Data excerpts below:

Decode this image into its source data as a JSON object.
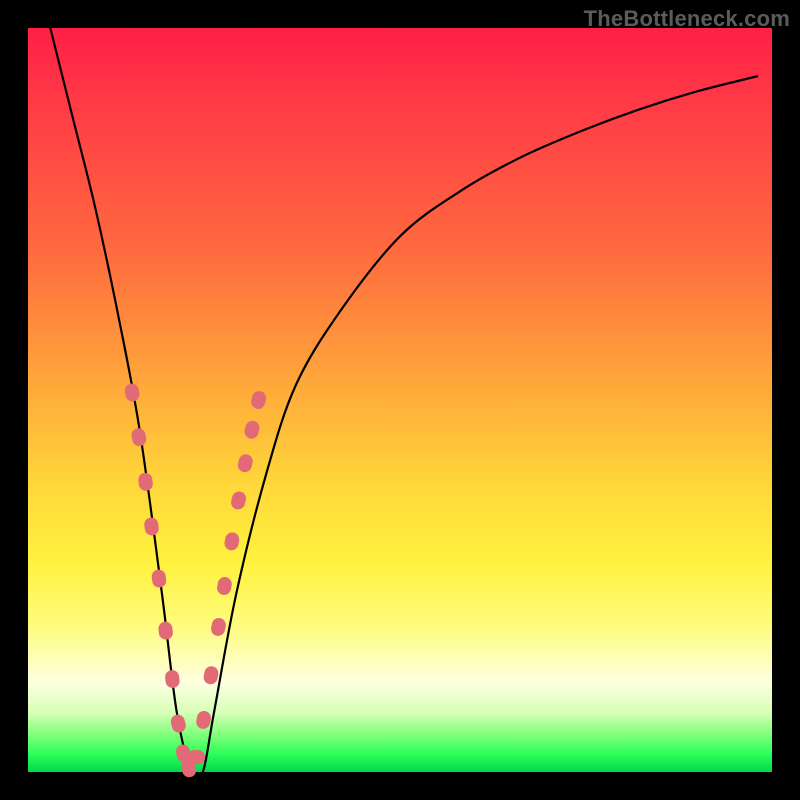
{
  "watermark": "TheBottleneck.com",
  "colors": {
    "marker": "#e26a76",
    "curve": "#000000",
    "frame": "#000000",
    "gradient_top": "#ff1f46",
    "gradient_bottom": "#00d84a"
  },
  "chart_data": {
    "type": "line",
    "title": "",
    "xlabel": "",
    "ylabel": "",
    "xlim": [
      0,
      100
    ],
    "ylim": [
      0,
      100
    ],
    "grid": false,
    "legend": false,
    "series": [
      {
        "name": "bottleneck-curve",
        "x": [
          3,
          6,
          9,
          12,
          15,
          18,
          20,
          22,
          23.5,
          25,
          28,
          32,
          36,
          42,
          50,
          58,
          66,
          74,
          82,
          90,
          98
        ],
        "y": [
          100,
          88,
          76,
          62,
          46,
          24,
          8,
          0,
          0,
          8,
          24,
          40,
          52,
          62,
          72,
          78,
          82.5,
          86,
          89,
          91.5,
          93.5
        ]
      }
    ],
    "markers": {
      "name": "highlighted-points",
      "note": "salmon dots clustered near the V-bottom along both branches",
      "x": [
        14.0,
        14.9,
        15.8,
        16.6,
        17.6,
        18.5,
        19.4,
        20.2,
        20.9,
        21.6,
        22.6,
        23.6,
        24.6,
        25.6,
        26.4,
        27.4,
        28.3,
        29.2,
        30.1,
        31.0
      ],
      "y": [
        51.0,
        45.0,
        39.0,
        33.0,
        26.0,
        19.0,
        12.5,
        6.5,
        2.5,
        0.5,
        2.0,
        7.0,
        13.0,
        19.5,
        25.0,
        31.0,
        36.5,
        41.5,
        46.0,
        50.0
      ]
    }
  }
}
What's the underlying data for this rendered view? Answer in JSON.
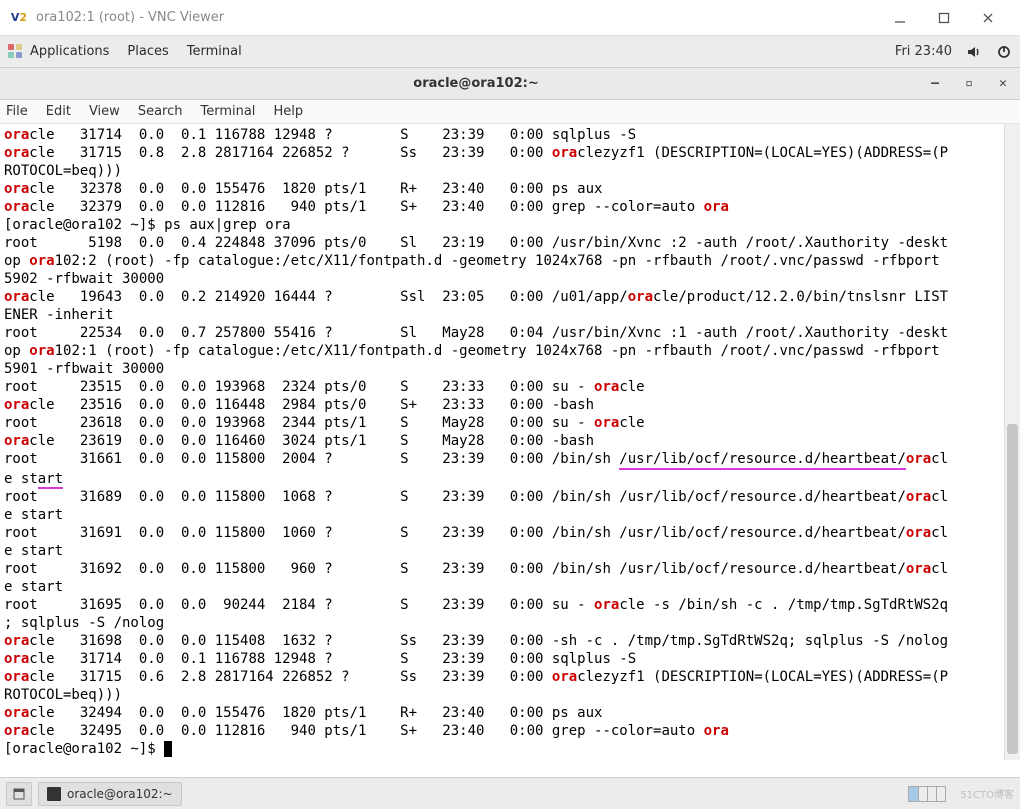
{
  "vnc": {
    "title": "ora102:1 (root) - VNC Viewer"
  },
  "gnome": {
    "applications": "Applications",
    "places": "Places",
    "terminal": "Terminal",
    "clock": "Fri 23:40"
  },
  "term": {
    "title": "oracle@ora102:~",
    "menu": {
      "file": "File",
      "edit": "Edit",
      "view": "View",
      "search": "Search",
      "terminal": "Terminal",
      "help": "Help"
    }
  },
  "task": {
    "item": "oracle@ora102:~"
  },
  "watermark": "51CTO博客",
  "lines": [
    [
      [
        "ora",
        "h"
      ],
      [
        "cle   31714  0.0  0.1 116788 12948 ?        S    23:39   0:00 sqlplus -S",
        "n"
      ]
    ],
    [
      [
        "ora",
        "h"
      ],
      [
        "cle   31715  0.8  2.8 2817164 226852 ?      Ss   23:39   0:00 ",
        "n"
      ],
      [
        "ora",
        "h"
      ],
      [
        "clezyzf1 (DESCRIPTION=(LOCAL=YES)(ADDRESS=(P",
        "n"
      ]
    ],
    [
      [
        "ROTOCOL=beq)))",
        "n"
      ]
    ],
    [
      [
        "ora",
        "h"
      ],
      [
        "cle   32378  0.0  0.0 155476  1820 pts/1    R+   23:40   0:00 ps aux",
        "n"
      ]
    ],
    [
      [
        "ora",
        "h"
      ],
      [
        "cle   32379  0.0  0.0 112816   940 pts/1    S+   23:40   0:00 grep --color=auto ",
        "n"
      ],
      [
        "ora",
        "h"
      ]
    ],
    [
      [
        "[oracle@ora102 ~]$ ps aux|grep ora",
        "n"
      ]
    ],
    [
      [
        "root      5198  0.0  0.4 224848 37096 pts/0    Sl   23:19   0:00 /usr/bin/Xvnc :2 -auth /root/.Xauthority -deskt",
        "n"
      ]
    ],
    [
      [
        "op ",
        "n"
      ],
      [
        "ora",
        "h"
      ],
      [
        "102:2 (root) -fp catalogue:/etc/X11/fontpath.d -geometry 1024x768 -pn -rfbauth /root/.vnc/passwd -rfbport ",
        "n"
      ]
    ],
    [
      [
        "5902 -rfbwait 30000",
        "n"
      ]
    ],
    [
      [
        "ora",
        "h"
      ],
      [
        "cle   19643  0.0  0.2 214920 16444 ?        Ssl  23:05   0:00 /u01/app/",
        "n"
      ],
      [
        "ora",
        "h"
      ],
      [
        "cle/product/12.2.0/bin/tnslsnr LIST",
        "n"
      ]
    ],
    [
      [
        "ENER -inherit",
        "n"
      ]
    ],
    [
      [
        "root     22534  0.0  0.7 257800 55416 ?        Sl   May28   0:04 /usr/bin/Xvnc :1 -auth /root/.Xauthority -deskt",
        "n"
      ]
    ],
    [
      [
        "op ",
        "n"
      ],
      [
        "ora",
        "h"
      ],
      [
        "102:1 (root) -fp catalogue:/etc/X11/fontpath.d -geometry 1024x768 -pn -rfbauth /root/.vnc/passwd -rfbport ",
        "n"
      ]
    ],
    [
      [
        "5901 -rfbwait 30000",
        "n"
      ]
    ],
    [
      [
        "root     23515  0.0  0.0 193968  2324 pts/0    S    23:33   0:00 su - ",
        "n"
      ],
      [
        "ora",
        "h"
      ],
      [
        "cle",
        "n"
      ]
    ],
    [
      [
        "ora",
        "h"
      ],
      [
        "cle   23516  0.0  0.0 116448  2984 pts/0    S+   23:33   0:00 -bash",
        "n"
      ]
    ],
    [
      [
        "root     23618  0.0  0.0 193968  2344 pts/1    S    May28   0:00 su - ",
        "n"
      ],
      [
        "ora",
        "h"
      ],
      [
        "cle",
        "n"
      ]
    ],
    [
      [
        "ora",
        "h"
      ],
      [
        "cle   23619  0.0  0.0 116460  3024 pts/1    S    May28   0:00 -bash",
        "n"
      ]
    ],
    [
      [
        "root     31661  0.0  0.0 115800  2004 ?        S    23:39   0:00 /bin/sh ",
        "n"
      ],
      [
        "/usr/lib/ocf/resource.d/heartbeat/",
        "u"
      ],
      [
        "ora",
        "h"
      ],
      [
        "cl",
        "n"
      ]
    ],
    [
      [
        "e st",
        "n"
      ],
      [
        "art",
        "us"
      ]
    ],
    [
      [
        "root     31689  0.0  0.0 115800  1068 ?        S    23:39   0:00 /bin/sh /usr/lib/ocf/resource.d/heartbeat/",
        "n"
      ],
      [
        "ora",
        "h"
      ],
      [
        "cl",
        "n"
      ]
    ],
    [
      [
        "e start",
        "n"
      ]
    ],
    [
      [
        "root     31691  0.0  0.0 115800  1060 ?        S    23:39   0:00 /bin/sh /usr/lib/ocf/resource.d/heartbeat/",
        "n"
      ],
      [
        "ora",
        "h"
      ],
      [
        "cl",
        "n"
      ]
    ],
    [
      [
        "e start",
        "n"
      ]
    ],
    [
      [
        "root     31692  0.0  0.0 115800   960 ?        S    23:39   0:00 /bin/sh /usr/lib/ocf/resource.d/heartbeat/",
        "n"
      ],
      [
        "ora",
        "h"
      ],
      [
        "cl",
        "n"
      ]
    ],
    [
      [
        "e start",
        "n"
      ]
    ],
    [
      [
        "root     31695  0.0  0.0  90244  2184 ?        S    23:39   0:00 su - ",
        "n"
      ],
      [
        "ora",
        "h"
      ],
      [
        "cle -s /bin/sh -c . /tmp/tmp.SgTdRtWS2q",
        "n"
      ]
    ],
    [
      [
        "; sqlplus -S /nolog",
        "n"
      ]
    ],
    [
      [
        "ora",
        "h"
      ],
      [
        "cle   31698  0.0  0.0 115408  1632 ?        Ss   23:39   0:00 -sh -c . /tmp/tmp.SgTdRtWS2q; sqlplus -S /nolog",
        "n"
      ]
    ],
    [
      [
        "ora",
        "h"
      ],
      [
        "cle   31714  0.0  0.1 116788 12948 ?        S    23:39   0:00 sqlplus -S",
        "n"
      ]
    ],
    [
      [
        "ora",
        "h"
      ],
      [
        "cle   31715  0.6  2.8 2817164 226852 ?      Ss   23:39   0:00 ",
        "n"
      ],
      [
        "ora",
        "h"
      ],
      [
        "clezyzf1 (DESCRIPTION=(LOCAL=YES)(ADDRESS=(P",
        "n"
      ]
    ],
    [
      [
        "ROTOCOL=beq)))",
        "n"
      ]
    ],
    [
      [
        "ora",
        "h"
      ],
      [
        "cle   32494  0.0  0.0 155476  1820 pts/1    R+   23:40   0:00 ps aux",
        "n"
      ]
    ],
    [
      [
        "ora",
        "h"
      ],
      [
        "cle   32495  0.0  0.0 112816   940 pts/1    S+   23:40   0:00 grep --color=auto ",
        "n"
      ],
      [
        "ora",
        "h"
      ]
    ],
    [
      [
        "[oracle@ora102 ~]$ ",
        "n"
      ],
      [
        "",
        "cursor"
      ]
    ]
  ]
}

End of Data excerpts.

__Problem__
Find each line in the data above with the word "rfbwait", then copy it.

__Task response__
        "5902 -rfbwait 30000",
        "5901 -rfbwait 30000",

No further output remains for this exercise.